What are the Gerund and the Participle in English?
- A Gerund is the form of verb which ends in “ing” and is partly a verb and partly a noun. (It is a adverbial noun). So, a gerund is the form of an –ing verb used as a noun. A present participle always goes with the verb TO BE to form a continuous tense.
- What are the gerund and the participle in English?
- The gerund is called the form of the present participle of the verb that acts as a noun in a sentence. It is very easy to recognize it, as it ends in –ing. The gerund can be both affirmative (cry – crying) and negative (not crying).

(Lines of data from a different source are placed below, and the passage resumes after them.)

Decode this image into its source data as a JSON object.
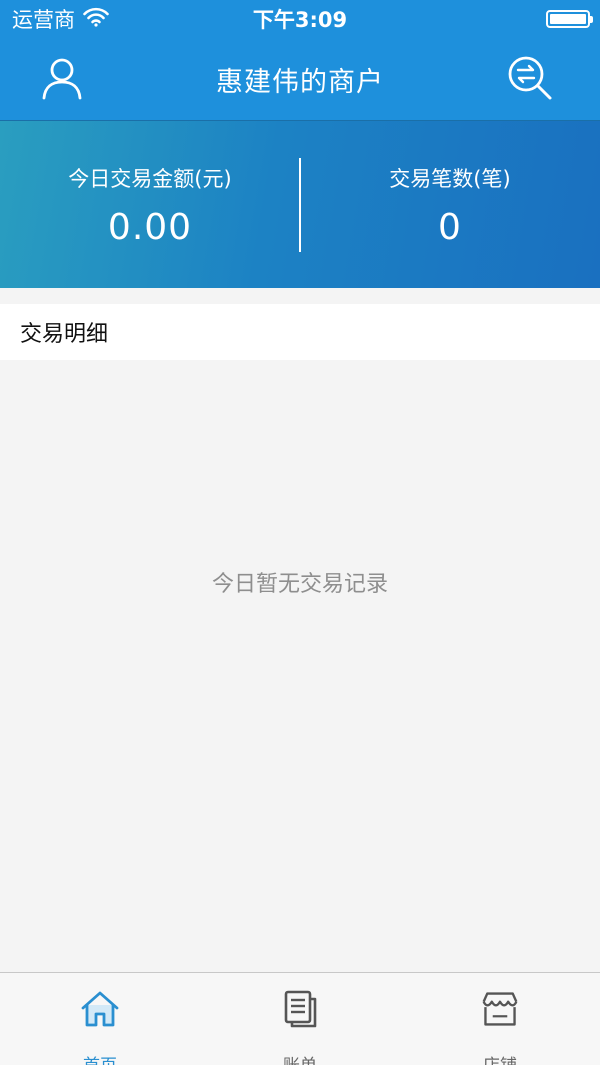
{
  "status_bar": {
    "carrier": "运营商",
    "time": "下午3:09"
  },
  "nav": {
    "title": "惠建伟的商户",
    "left_icon": "user-icon",
    "right_icon": "switch-search-icon"
  },
  "summary": {
    "amount_label": "今日交易金额(元)",
    "amount_value": "0.00",
    "count_label": "交易笔数(笔)",
    "count_value": "0"
  },
  "details": {
    "title": "交易明细",
    "empty_text": "今日暂无交易记录"
  },
  "tabs": [
    {
      "label": "首页",
      "icon": "home-icon",
      "active": true
    },
    {
      "label": "账单",
      "icon": "bill-icon",
      "active": false
    },
    {
      "label": "店铺",
      "icon": "store-icon",
      "active": false
    }
  ],
  "colors": {
    "primary": "#1e90dc",
    "active_tab": "#2a8fd0",
    "inactive_tab": "#666666"
  }
}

- Both the Gerund and the infinitive have the force of a noun and a verb. Therefore, their uses are also similar, as; Smoking is injurious to health. The word smoking is formed with addition of ‘ing’ with ‘smoke’ so this works for ‘noun’ because is used as a subject of the verb, so in this way it is both count as ‘noun’, and ‘Gerund’
- Gerunds functions as nouns. Thus, gerunds will be subjects, subject –complements, direct objects, indirect objects, and objects of prepositions.
- Present Participles, on the other hand, complete progressive verbs or act as modifiers.
- Gerund may be used as under:
1. 1. Subject of a verb:
- Smoking is injurious to health.
- Drinking breeds many diseases.
- Walking is useful for health.
2. 2. Object of Transitive Verb:
- I hate gambling.
- Children stopped talking.
- We enjoy playing on Sunday.
3. 3. Subject of Preposition:
- She is fond of singing.
- I am tired of studying.
- He is in the habit of smoking.
4. 4. Complement of a Verb:
- Seeing is the believing.
- The most hated thing is lying.
- Hearing is obeying.
- What he likes best is fishing.
5. 5. As a Compound Noun:
- A flyingplane (A plane for flying)
- A frying pan (A pan for frying)
- A swimmingcostume (A costume for swimming)
6. 6. Preceded by a Noun or Pronoun:
- Note: When gerund is preceded by a noun or pronoun, it must be in the possessive form. (Ali`s, Ahmad`s, my, your, his, her, our, etc.) As the gerund is finally a noun. Such as;
- He insisted on my being present in the meeting.
- I hope you will excuse my leaving early.
- She persisted in Ali`s staying with her.
7. Sometimes, a Gerund in the Possessive Case is not used:
- ( (A) When it denotes a lifeless thing, as;
1. There is no possibility of train coming late.
2. There is possibility of bus being late.
3. I hope the car reaching soon.
- (B) When a Plural Noun ends in “s”, as;
1. I like the boys playing hockey.
2. She wants the girls being present
3. I want the toys being imported.
- (C) When Gerund is used in the Passive form:
1. He was beingsent to jail.
2. Shoaib was being dismissed from service.
3. Students were being taught a lesson.
Difference between Gerund and Present Participle
- Gerund and present Participle both are a form of verb which ends in “ing”, as;
(A) Gerund is a partly a verb and partly a noun.
(B) Participle is partly a verb and partly an adjective. Gerund is verb-noun whereas participle is verb-adjective
He is fond of playing cards.
He is tired of walking.
I like smiling.
Playing cards, he set to work.
Walking along the road, he is tired.
She went away smiling.
More Difference between Gerund and Present Participle:
Gerund (Compound Noun)
Participle (Verbal Adjective)
A singing hall.
A sleeping room.
A travelling uniform.
A smiling look.
A swimming costume.
A singing boy.
A sleeping baby.
A travelling party.
A smiling girl.
A swimming person.
- Note: In the examples above, we find one word common in every two sentences but the second is different. We see that when the “ing” verb is followed by a person, it forms verbial adjective but when it followed by an inanimate thing, it forms a compound